- **Your task**:
A verbatim repetition of the data below is requested, without images.

- **Exercise materials**:
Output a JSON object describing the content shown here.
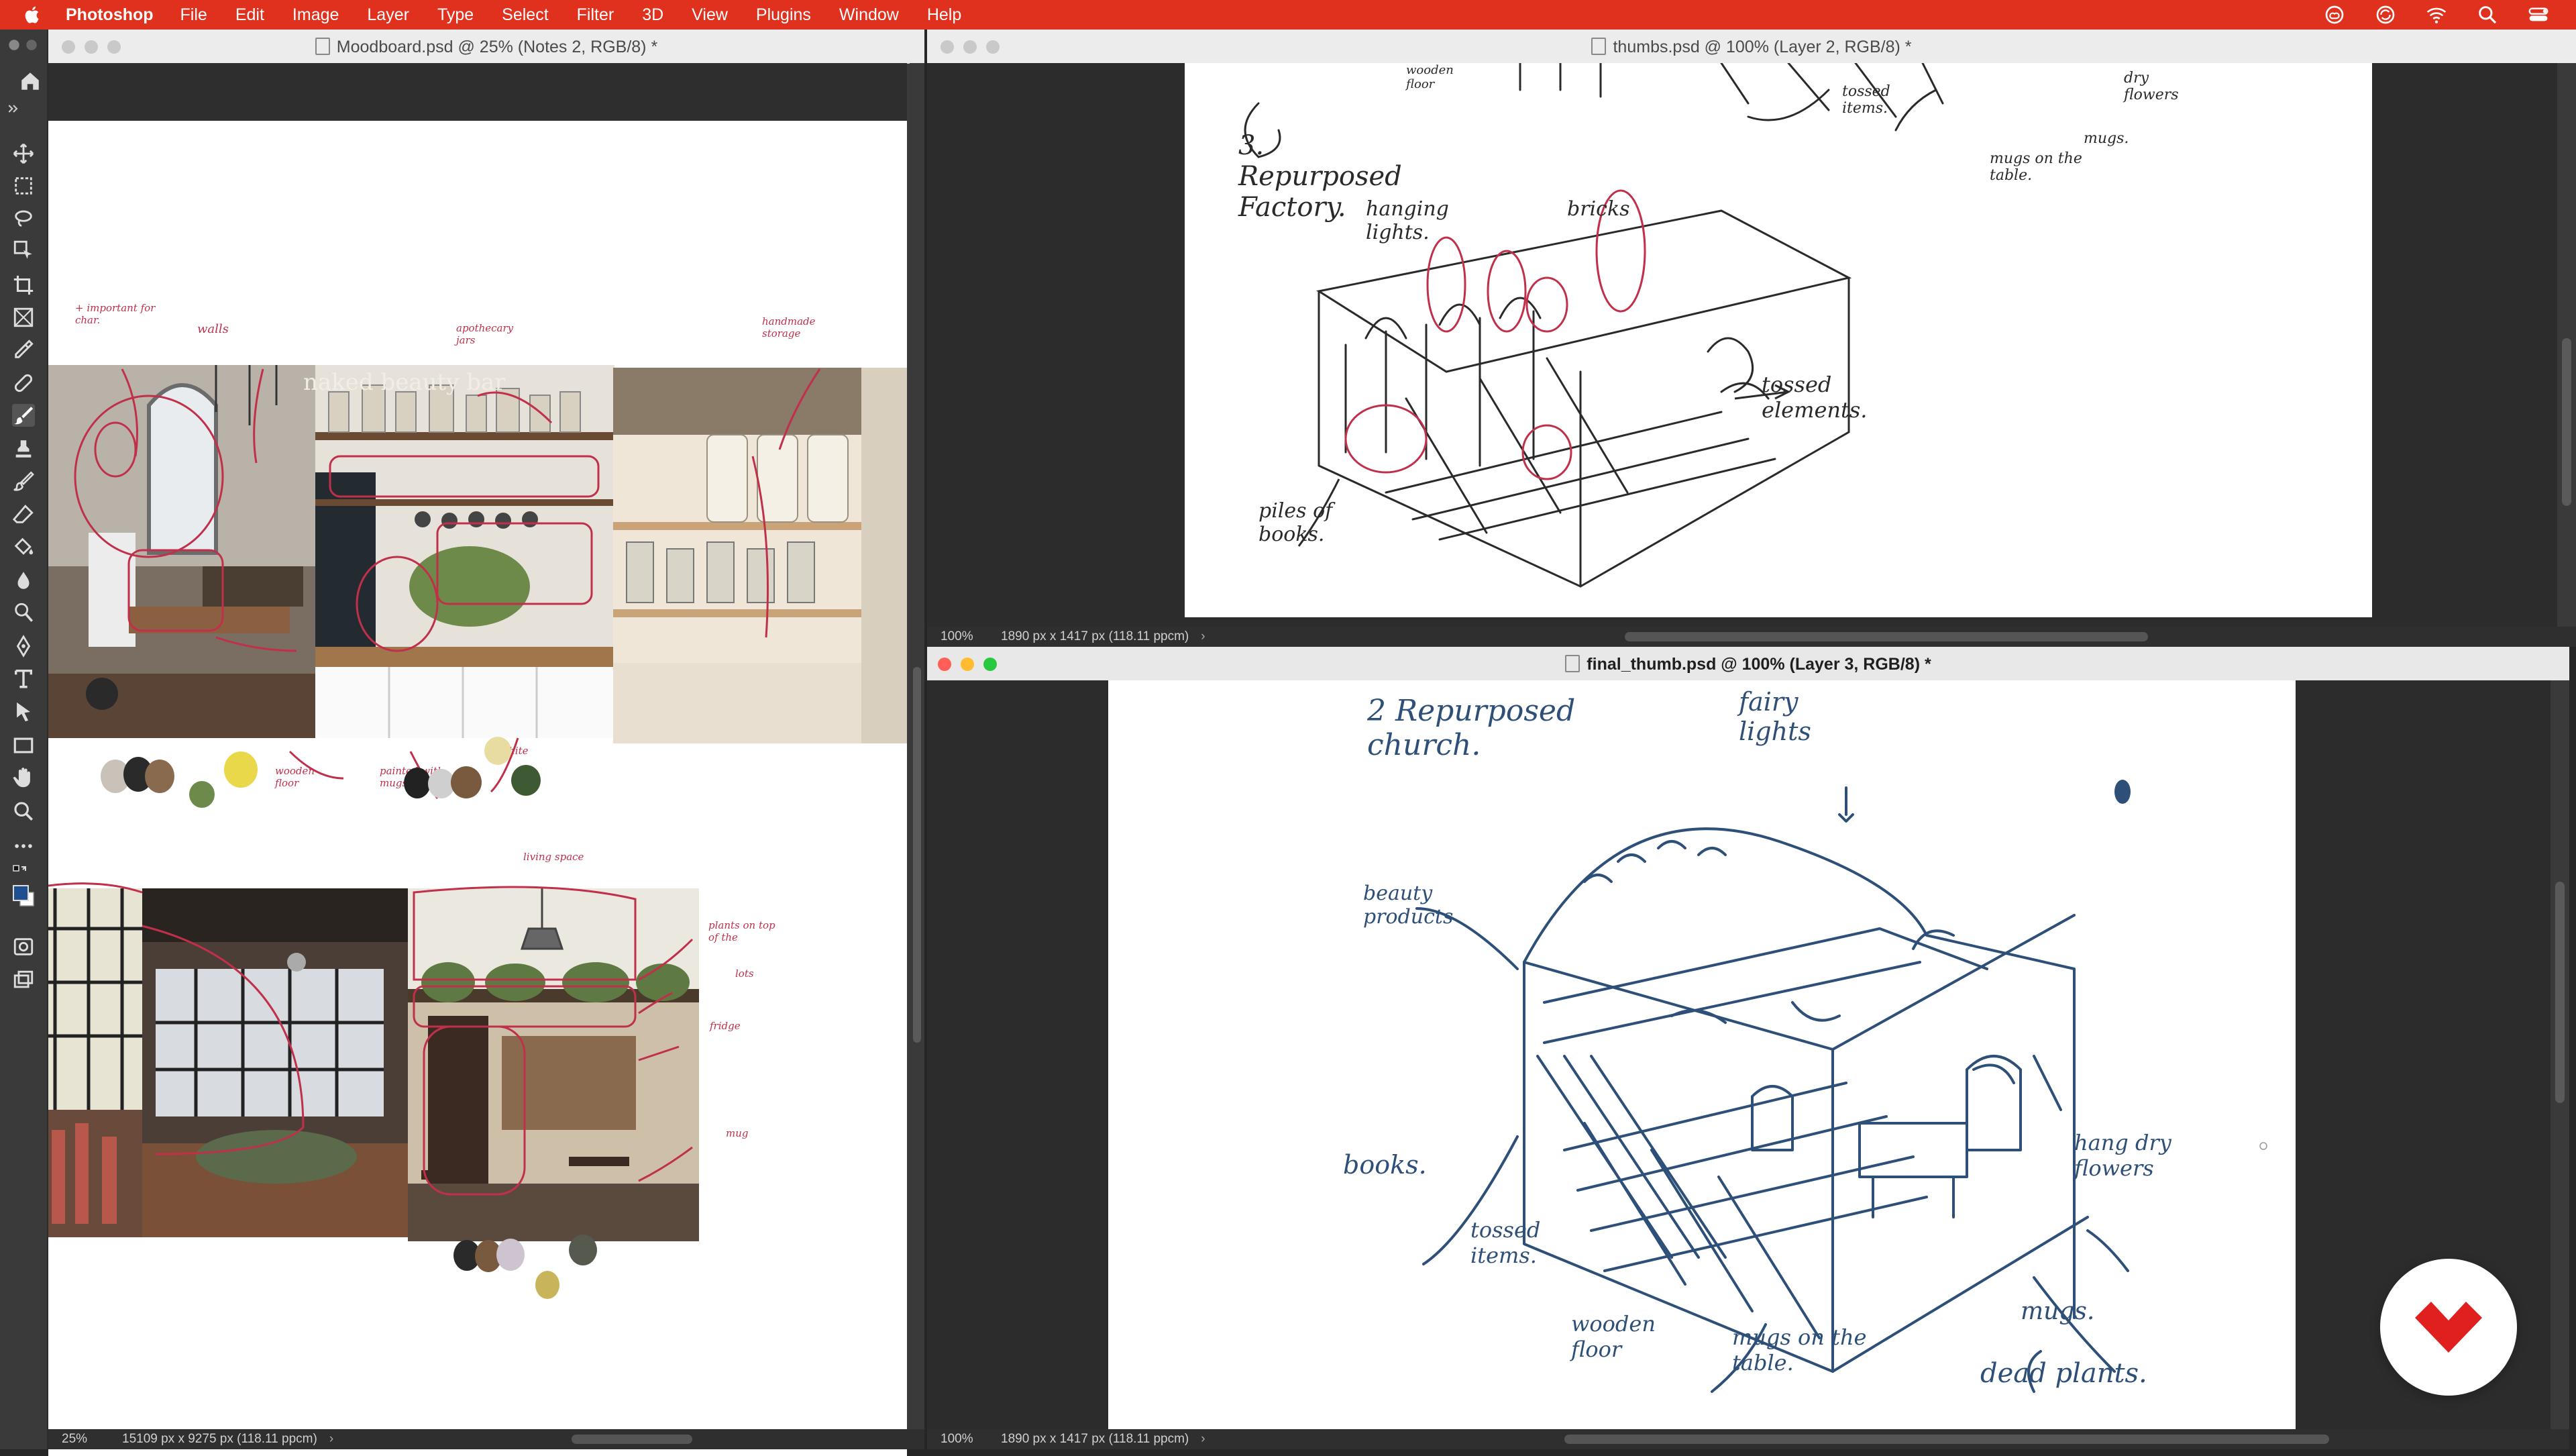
{
  "menubar": {
    "app_name": "Photoshop",
    "items": [
      "File",
      "Edit",
      "Image",
      "Layer",
      "Type",
      "Select",
      "Filter",
      "3D",
      "View",
      "Plugins",
      "Window",
      "Help"
    ],
    "accent": "#e0301e"
  },
  "toolbar": {
    "tools": [
      "home-icon",
      "move-icon",
      "marquee-icon",
      "lasso-icon",
      "object-select-icon",
      "crop-icon",
      "frame-icon",
      "eyedropper-icon",
      "healing-icon",
      "brush-icon",
      "stamp-icon",
      "history-brush-icon",
      "eraser-icon",
      "paint-bucket-icon",
      "blur-icon",
      "dodge-icon",
      "pen-icon",
      "type-icon",
      "path-select-icon",
      "rectangle-icon",
      "hand-icon",
      "zoom-icon",
      "more-icon",
      "swap-colors-icon",
      "foreground-color",
      "quick-mask-icon",
      "screen-mode-icon"
    ],
    "foreground_color": "#1e4f8f"
  },
  "moodboard": {
    "title": "Moodboard.psd @ 25% (Notes 2, RGB/8) *",
    "zoom": "25%",
    "dims": "15109 px x 9275 px (118.11 ppcm)",
    "notes": [
      "+ important for char.",
      "walls",
      "apothecary jars",
      "handmade storage",
      "wooden floor",
      "painted with mugs",
      "all white",
      "living space",
      "plants on top of the",
      "lots",
      "fridge",
      "mug"
    ],
    "sign_text": "naked beauty bar",
    "palette1": [
      "#c8c2b8",
      "#2a2a2a",
      "#8a6a4e",
      "#6e8a4a",
      "#e8d84a"
    ],
    "palette2": [
      "#222222",
      "#cfcfcf",
      "#7a5a3e",
      "#e8dca0",
      "#3e5a34"
    ],
    "palette3": [
      "#2a2a2a",
      "#7a5a3e",
      "#cdc4d0",
      "#c8b45a",
      "#55594e"
    ]
  },
  "thumbs": {
    "title": "thumbs.psd @ 100% (Layer 2, RGB/8) *",
    "zoom": "100%",
    "dims": "1890 px x 1417 px (118.11 ppcm)",
    "labels": [
      "3. Repurposed Factory.",
      "hanging lights.",
      "bricks",
      "tossed elements.",
      "piles of books.",
      "wooden floor",
      "tossed items.",
      "mugs on the table.",
      "mugs.",
      "dry flowers"
    ]
  },
  "final": {
    "title": "final_thumb.psd @ 100% (Layer 3, RGB/8) *",
    "zoom": "100%",
    "dims": "1890 px x 1417 px (118.11 ppcm)",
    "labels": [
      "2 Repurposed church.",
      "fairy lights",
      "beauty products",
      "books.",
      "tossed items.",
      "wooden floor",
      "mugs on the table.",
      "mugs.",
      "hang dry flowers",
      "dead plants."
    ],
    "ink_color": "#2d4f78"
  },
  "fab_icon": "brand-logo-icon"
}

- **Result of the task**:
Output a JSON object describing the content shown here.
{
  "menubar": {
    "app_name": "Photoshop",
    "items": [
      "File",
      "Edit",
      "Image",
      "Layer",
      "Type",
      "Select",
      "Filter",
      "3D",
      "View",
      "Plugins",
      "Window",
      "Help"
    ],
    "accent": "#e0301e"
  },
  "toolbar": {
    "tools": [
      "home-icon",
      "move-icon",
      "marquee-icon",
      "lasso-icon",
      "object-select-icon",
      "crop-icon",
      "frame-icon",
      "eyedropper-icon",
      "healing-icon",
      "brush-icon",
      "stamp-icon",
      "history-brush-icon",
      "eraser-icon",
      "paint-bucket-icon",
      "blur-icon",
      "dodge-icon",
      "pen-icon",
      "type-icon",
      "path-select-icon",
      "rectangle-icon",
      "hand-icon",
      "zoom-icon",
      "more-icon",
      "swap-colors-icon",
      "foreground-color",
      "quick-mask-icon",
      "screen-mode-icon"
    ],
    "foreground_color": "#1e4f8f"
  },
  "moodboard": {
    "title": "Moodboard.psd @ 25% (Notes 2, RGB/8) *",
    "zoom": "25%",
    "dims": "15109 px x 9275 px (118.11 ppcm)",
    "notes": [
      "+ important for char.",
      "walls",
      "apothecary jars",
      "handmade storage",
      "wooden floor",
      "painted with mugs",
      "all white",
      "living space",
      "plants on top of the",
      "lots",
      "fridge",
      "mug"
    ],
    "sign_text": "naked beauty bar",
    "palette1": [
      "#c8c2b8",
      "#2a2a2a",
      "#8a6a4e",
      "#6e8a4a",
      "#e8d84a"
    ],
    "palette2": [
      "#222222",
      "#cfcfcf",
      "#7a5a3e",
      "#e8dca0",
      "#3e5a34"
    ],
    "palette3": [
      "#2a2a2a",
      "#7a5a3e",
      "#cdc4d0",
      "#c8b45a",
      "#55594e"
    ]
  },
  "thumbs": {
    "title": "thumbs.psd @ 100% (Layer 2, RGB/8) *",
    "zoom": "100%",
    "dims": "1890 px x 1417 px (118.11 ppcm)",
    "labels": [
      "3. Repurposed Factory.",
      "hanging lights.",
      "bricks",
      "tossed elements.",
      "piles of books.",
      "wooden floor",
      "tossed items.",
      "mugs on the table.",
      "mugs.",
      "dry flowers"
    ]
  },
  "final": {
    "title": "final_thumb.psd @ 100% (Layer 3, RGB/8) *",
    "zoom": "100%",
    "dims": "1890 px x 1417 px (118.11 ppcm)",
    "labels": [
      "2 Repurposed church.",
      "fairy lights",
      "beauty products",
      "books.",
      "tossed items.",
      "wooden floor",
      "mugs on the table.",
      "mugs.",
      "hang dry flowers",
      "dead plants."
    ],
    "ink_color": "#2d4f78"
  },
  "fab_icon": "brand-logo-icon"
}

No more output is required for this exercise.